The range comes in three basic colours – navy, black and hi-vis yellow or combinations of these – and four product lines – Dry-Cool Buff® (for 95% UV protection), Thermal Buff®, Polar Buff® and Windproof Buff®. All product lines are also available with ScotchliteTM if required.
Another way that Original Buff SA (Spain) has added value to its Buff® brand is through the introduction of Polygiene® in August – it’s a silver ion treatment that, when applied to fabric, has a long-lasting but natural anti-bacterial effect. This eliminates the main causes of odour and makes it more hygienic.

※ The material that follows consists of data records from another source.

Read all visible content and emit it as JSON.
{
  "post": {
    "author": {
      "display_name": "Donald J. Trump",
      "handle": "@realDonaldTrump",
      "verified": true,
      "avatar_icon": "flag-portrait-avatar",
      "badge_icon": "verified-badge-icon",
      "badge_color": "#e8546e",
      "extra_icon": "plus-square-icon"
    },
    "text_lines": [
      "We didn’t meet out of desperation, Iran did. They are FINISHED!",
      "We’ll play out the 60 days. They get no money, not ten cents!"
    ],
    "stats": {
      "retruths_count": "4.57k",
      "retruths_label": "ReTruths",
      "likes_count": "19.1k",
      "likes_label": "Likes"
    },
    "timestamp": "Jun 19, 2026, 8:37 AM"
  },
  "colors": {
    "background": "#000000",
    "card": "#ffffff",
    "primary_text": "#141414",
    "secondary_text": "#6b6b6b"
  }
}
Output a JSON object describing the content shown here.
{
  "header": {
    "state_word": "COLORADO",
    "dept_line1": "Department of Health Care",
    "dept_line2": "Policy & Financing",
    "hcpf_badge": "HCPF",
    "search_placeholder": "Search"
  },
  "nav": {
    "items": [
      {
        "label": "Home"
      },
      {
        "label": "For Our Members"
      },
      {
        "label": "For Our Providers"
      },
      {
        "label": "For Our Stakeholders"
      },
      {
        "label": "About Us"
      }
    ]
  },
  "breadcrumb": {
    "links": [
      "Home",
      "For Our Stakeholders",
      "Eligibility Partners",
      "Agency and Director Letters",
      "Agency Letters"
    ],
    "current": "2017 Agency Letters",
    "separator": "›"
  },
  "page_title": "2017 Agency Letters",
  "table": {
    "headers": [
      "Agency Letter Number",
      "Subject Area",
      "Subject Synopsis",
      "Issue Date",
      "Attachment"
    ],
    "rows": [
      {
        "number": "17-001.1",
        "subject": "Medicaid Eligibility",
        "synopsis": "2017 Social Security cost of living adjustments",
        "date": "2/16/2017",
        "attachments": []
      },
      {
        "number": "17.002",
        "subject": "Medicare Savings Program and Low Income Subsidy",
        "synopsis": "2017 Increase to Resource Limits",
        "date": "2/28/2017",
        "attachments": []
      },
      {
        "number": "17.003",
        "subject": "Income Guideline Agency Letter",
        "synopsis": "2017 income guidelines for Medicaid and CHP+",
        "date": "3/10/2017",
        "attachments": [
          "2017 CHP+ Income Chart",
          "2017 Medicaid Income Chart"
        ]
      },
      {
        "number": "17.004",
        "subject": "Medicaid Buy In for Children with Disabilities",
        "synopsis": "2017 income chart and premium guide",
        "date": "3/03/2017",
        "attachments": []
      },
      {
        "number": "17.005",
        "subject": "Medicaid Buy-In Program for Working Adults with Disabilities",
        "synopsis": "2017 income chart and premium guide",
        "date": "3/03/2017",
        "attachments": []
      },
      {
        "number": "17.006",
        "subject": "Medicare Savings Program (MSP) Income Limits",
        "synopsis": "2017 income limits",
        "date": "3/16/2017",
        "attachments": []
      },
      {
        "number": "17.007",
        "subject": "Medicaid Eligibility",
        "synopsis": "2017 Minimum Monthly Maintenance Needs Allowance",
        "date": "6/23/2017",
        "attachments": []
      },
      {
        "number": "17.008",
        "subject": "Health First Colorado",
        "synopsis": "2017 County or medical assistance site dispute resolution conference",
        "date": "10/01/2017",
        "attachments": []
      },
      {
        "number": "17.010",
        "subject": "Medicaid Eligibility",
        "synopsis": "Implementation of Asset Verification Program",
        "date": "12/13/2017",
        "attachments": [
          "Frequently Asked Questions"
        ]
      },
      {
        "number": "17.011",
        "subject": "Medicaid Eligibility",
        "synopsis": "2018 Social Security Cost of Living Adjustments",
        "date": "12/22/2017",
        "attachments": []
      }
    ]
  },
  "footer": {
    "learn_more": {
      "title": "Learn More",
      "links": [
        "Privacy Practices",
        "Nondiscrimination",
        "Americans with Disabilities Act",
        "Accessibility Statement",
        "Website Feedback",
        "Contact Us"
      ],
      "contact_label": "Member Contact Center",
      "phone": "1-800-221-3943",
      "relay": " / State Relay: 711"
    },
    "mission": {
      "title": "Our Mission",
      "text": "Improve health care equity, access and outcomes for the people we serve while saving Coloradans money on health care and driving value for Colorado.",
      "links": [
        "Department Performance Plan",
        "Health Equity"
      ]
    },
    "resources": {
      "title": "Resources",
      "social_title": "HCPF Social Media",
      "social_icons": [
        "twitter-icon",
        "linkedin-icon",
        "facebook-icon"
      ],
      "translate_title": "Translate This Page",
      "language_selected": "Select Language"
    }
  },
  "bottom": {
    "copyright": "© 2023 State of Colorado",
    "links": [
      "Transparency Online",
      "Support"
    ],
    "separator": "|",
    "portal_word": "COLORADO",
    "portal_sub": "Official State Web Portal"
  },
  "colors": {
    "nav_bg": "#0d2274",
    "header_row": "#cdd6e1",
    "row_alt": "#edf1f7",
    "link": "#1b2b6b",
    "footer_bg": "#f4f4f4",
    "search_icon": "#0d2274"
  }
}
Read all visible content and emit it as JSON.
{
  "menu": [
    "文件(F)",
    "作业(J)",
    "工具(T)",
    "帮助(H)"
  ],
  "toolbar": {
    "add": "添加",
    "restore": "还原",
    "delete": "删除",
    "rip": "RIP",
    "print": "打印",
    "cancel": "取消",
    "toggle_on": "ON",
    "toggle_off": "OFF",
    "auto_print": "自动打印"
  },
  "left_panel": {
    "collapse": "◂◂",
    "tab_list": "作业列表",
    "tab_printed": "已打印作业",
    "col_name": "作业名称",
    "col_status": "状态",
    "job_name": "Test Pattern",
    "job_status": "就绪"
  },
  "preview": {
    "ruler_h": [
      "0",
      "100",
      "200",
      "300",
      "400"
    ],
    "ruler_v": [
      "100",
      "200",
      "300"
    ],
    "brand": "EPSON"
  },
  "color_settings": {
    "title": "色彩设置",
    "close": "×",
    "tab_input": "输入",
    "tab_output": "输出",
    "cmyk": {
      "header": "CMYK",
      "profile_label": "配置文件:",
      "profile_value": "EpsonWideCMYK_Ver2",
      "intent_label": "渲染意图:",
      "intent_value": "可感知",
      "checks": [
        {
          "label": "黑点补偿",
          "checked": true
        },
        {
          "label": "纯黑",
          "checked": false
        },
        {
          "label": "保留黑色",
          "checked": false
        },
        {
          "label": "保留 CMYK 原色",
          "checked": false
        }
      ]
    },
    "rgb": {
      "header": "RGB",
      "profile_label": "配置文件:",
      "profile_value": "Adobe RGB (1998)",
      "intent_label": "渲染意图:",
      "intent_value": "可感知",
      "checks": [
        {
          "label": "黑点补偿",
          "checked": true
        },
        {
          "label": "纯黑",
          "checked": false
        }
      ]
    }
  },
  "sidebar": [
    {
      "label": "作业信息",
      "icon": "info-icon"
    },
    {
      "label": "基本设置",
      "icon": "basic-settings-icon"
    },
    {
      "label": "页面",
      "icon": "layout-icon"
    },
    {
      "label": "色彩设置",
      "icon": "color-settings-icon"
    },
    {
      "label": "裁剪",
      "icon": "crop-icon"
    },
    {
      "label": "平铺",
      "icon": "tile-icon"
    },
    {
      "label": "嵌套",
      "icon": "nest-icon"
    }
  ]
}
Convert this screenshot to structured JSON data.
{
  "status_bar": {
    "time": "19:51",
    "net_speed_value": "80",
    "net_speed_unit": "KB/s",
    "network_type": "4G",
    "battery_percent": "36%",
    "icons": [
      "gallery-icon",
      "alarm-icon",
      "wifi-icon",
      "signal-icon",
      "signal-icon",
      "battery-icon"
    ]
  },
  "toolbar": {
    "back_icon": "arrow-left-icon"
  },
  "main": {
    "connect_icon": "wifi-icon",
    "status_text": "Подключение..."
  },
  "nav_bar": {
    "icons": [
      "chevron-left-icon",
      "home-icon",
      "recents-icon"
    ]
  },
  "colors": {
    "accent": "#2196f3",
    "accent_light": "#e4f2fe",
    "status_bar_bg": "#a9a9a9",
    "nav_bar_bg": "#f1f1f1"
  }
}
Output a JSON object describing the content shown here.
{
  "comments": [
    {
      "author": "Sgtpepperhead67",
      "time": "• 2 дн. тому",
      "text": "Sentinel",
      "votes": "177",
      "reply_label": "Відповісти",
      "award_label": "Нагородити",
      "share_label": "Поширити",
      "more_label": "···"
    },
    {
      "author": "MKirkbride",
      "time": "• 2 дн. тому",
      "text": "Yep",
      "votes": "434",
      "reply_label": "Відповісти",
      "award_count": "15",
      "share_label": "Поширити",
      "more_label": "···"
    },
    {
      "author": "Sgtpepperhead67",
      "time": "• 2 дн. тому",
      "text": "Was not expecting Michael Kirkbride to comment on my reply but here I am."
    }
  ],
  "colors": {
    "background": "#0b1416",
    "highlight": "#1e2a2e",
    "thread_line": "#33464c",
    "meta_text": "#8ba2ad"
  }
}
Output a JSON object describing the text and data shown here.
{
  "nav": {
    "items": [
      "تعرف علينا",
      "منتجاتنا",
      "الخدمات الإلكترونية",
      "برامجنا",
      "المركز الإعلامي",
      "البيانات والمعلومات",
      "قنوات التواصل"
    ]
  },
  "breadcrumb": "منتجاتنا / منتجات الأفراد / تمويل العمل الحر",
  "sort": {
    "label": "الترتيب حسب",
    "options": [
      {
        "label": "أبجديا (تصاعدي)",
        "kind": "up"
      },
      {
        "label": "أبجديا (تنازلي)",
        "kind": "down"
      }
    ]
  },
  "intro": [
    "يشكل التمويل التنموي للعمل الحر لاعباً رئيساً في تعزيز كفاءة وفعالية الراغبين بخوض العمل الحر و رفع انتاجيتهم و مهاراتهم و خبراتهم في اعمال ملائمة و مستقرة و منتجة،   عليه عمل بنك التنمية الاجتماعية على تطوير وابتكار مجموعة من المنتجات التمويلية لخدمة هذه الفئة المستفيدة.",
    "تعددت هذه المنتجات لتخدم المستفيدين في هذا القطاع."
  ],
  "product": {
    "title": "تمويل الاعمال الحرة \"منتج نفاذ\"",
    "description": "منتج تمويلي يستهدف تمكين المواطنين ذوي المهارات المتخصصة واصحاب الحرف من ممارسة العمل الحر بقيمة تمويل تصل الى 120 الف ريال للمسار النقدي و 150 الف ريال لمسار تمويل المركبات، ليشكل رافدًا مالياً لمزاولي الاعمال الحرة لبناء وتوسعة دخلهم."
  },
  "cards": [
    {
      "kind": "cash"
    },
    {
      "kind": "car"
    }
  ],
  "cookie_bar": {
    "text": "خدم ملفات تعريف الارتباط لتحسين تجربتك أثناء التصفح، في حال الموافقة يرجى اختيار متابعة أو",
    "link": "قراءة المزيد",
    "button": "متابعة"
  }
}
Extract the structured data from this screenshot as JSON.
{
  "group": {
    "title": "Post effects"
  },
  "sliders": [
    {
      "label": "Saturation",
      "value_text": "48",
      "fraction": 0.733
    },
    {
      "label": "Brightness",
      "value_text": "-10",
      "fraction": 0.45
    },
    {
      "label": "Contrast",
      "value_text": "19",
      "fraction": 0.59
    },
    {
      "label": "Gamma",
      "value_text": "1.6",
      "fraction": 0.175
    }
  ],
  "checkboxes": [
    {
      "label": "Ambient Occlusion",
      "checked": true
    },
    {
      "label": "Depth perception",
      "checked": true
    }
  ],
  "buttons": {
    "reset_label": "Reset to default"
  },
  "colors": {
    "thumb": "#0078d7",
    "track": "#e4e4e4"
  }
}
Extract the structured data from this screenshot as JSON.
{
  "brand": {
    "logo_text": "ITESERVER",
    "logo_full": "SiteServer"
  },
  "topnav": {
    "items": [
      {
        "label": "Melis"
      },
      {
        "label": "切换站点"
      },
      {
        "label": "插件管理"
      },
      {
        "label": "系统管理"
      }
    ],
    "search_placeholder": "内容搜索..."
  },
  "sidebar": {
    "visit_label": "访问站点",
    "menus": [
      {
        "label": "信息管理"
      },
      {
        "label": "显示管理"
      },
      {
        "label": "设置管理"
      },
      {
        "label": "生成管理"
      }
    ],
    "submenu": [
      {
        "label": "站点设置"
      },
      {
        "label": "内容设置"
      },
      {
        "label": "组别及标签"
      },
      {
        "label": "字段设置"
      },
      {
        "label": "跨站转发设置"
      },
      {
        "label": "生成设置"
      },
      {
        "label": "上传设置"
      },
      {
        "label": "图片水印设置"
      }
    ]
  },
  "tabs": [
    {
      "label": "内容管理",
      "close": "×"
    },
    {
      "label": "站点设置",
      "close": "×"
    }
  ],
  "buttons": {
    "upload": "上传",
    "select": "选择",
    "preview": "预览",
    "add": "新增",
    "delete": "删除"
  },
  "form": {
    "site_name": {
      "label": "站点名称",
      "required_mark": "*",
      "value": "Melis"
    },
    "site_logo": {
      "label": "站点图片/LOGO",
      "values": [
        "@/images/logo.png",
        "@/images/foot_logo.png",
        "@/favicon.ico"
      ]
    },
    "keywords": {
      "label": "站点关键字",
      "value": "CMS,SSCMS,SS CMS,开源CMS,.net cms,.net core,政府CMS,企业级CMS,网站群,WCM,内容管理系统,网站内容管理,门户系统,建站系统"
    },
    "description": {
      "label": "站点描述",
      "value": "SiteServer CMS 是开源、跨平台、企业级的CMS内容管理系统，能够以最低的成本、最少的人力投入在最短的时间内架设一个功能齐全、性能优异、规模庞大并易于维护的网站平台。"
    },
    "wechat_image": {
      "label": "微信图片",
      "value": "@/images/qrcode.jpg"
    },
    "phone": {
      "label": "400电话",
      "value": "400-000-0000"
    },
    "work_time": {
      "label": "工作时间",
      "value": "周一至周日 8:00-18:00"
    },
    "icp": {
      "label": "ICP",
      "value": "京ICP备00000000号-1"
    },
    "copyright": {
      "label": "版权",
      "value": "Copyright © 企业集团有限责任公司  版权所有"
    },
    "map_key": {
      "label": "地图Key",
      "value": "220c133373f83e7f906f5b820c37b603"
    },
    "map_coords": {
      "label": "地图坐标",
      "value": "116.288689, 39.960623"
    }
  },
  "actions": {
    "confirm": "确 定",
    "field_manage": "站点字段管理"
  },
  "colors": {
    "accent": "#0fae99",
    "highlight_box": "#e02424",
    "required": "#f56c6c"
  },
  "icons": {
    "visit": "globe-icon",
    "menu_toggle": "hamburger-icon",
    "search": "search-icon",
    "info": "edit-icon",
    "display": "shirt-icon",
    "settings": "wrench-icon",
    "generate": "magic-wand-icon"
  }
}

Outdoor headwear that can combine versatility with this more specialised high performance could have widespread applications in the workwear market. John says: “We have talked to a number of people from Scotland who work on the oil rigs, and they said that it doesn’t matter what time of year it is – summer or winter, it’s cold and they need balaclavas. Similarly, crime scene investigators who have to wear a disposable suit can be working in bitterly cold conditions, so something that goes under the hood and around the neck and over the head is perfect.”
With the popularity of the Original Buff® amongst motorcyclists, Buffera is also looking at how the new Windproof Buff® can help to protect policeman on bikes. In those situations, there is an ever present wind chill and those sitting on them are not exercising or generating body heat. “If you think of a cycle helmet, the whole thing is designed to ventilate so you’ve got lots of slits in the cycle helmet to allow air to flow through,” says John. “That’s great in the summer to cool you down but in winter that just freezes you.”
Further down the line, John believes there could be good military applications in the market for Buff®. “We already supply a number of units to military areas where people are going off to really cold conditions but the UV aspect for Afghanistan and Iraq is interesting – we’re not there yet but we’re working on it.”
When it comes to meeting EN standards and health and safety regulations, John believes that it’s possible to adapt a leisurewear product not just for workwear - but for PPE too. “Another interesting point that was drawn to our attention with the oil riggers was flame retardancy, which we are working on to see if we can use the right kind of material or coating,” he says. “These are all things that we are looking at to make Buff® Protection much more market specific in the relative sector that we’re going into.”
In the meantime, however, workwear looks to be a safe bet for Buffera Ltd. With the global workwear market predicted to grow by 8.1% by 2012, the demand for new and innovative products that can keep pace with our changing lifestyles will also increase. This should make headwear that is versatile, functional and wearable highly sought after.